Gabriels, whose hauntingly beautiful sound has captivated a world audience, has released the soaring new track “Blame” on Elektra.
Gabriels is comprised of gospel singer and choir director Jacob Lusk and co-producers Ryan Hope and Ari Balouzian who are respectively, a film director and classically trained musician.
“When examining our life’s problems, we hastily assign blame,” said vocalist Lusk. “‘This happened because of this…’ Our song ‘Blame’ seeks to examine the construct of not only fault and shame but take a deep dive into the world of addiction, decadence and greed.”

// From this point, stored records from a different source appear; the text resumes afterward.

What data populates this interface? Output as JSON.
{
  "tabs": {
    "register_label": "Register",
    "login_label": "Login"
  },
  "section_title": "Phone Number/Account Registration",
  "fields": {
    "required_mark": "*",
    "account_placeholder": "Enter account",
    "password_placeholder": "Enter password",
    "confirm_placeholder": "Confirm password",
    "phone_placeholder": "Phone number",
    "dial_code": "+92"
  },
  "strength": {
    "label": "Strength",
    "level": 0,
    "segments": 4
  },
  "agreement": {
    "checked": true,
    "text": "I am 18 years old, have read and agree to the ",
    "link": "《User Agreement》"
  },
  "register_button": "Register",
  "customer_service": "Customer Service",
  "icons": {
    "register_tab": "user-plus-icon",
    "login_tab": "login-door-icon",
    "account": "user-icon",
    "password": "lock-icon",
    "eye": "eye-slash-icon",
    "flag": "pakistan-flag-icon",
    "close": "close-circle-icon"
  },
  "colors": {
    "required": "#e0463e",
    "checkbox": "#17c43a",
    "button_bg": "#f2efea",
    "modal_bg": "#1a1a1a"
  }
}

With just a handful of songs to their name, Gabriels is gearing up to release more music this fall.
In August, Gabriels brought their captivating sound to U.S. late night TV, an appearance that followed their U.K. late-night debut on “Later…With Jools Holland” last June.
Gabriels released their debut EP, Love & Hate In A Different Time last year.
Gabriels’ initially got attention abroad, leading to a record deal with Atlas Artists / Parlophone and support from Gilles Peterson, Celeste, Paul Weller, Benji B, Virgil Abloh and Elton John, who branded their title track “one of the most seminal records I’ve heard in the last ten years.”
Listen to and share “Blame” HERE.
The group first came together in 2016 when Hope and Balouzian were working on a film together. In search of a choir for the project, they met Lusk in the casting sessions and instantly clicked.
The trio spent the next five years cohesively redefining their sound while co-writing what ended up becoming Gabriels’ debut EP, Love & Hate In A Different Time.
Well established in the Los Angeles gospel community, Lusk has been singing since he was a child. Raised in an apostolic church, he wasn’t permitted to listen to secular music but on weekends his father would school him in jazz while and artists such as Nat King Cole.
In 2006, Lusk responded to an ad looking for background singers to work with an unnamed rap artist and found himself in the studio with hip-hop figure Nate Dogg. Though that project was never released, Lusk continued to break ground as an artist, singing with Diana Ross at the Hollywood Bowl, collaborating with the likes of Beck and St. Vincent and appearing on American Idol where he worked with producers Rodney Jerkins and Tricky Stewart.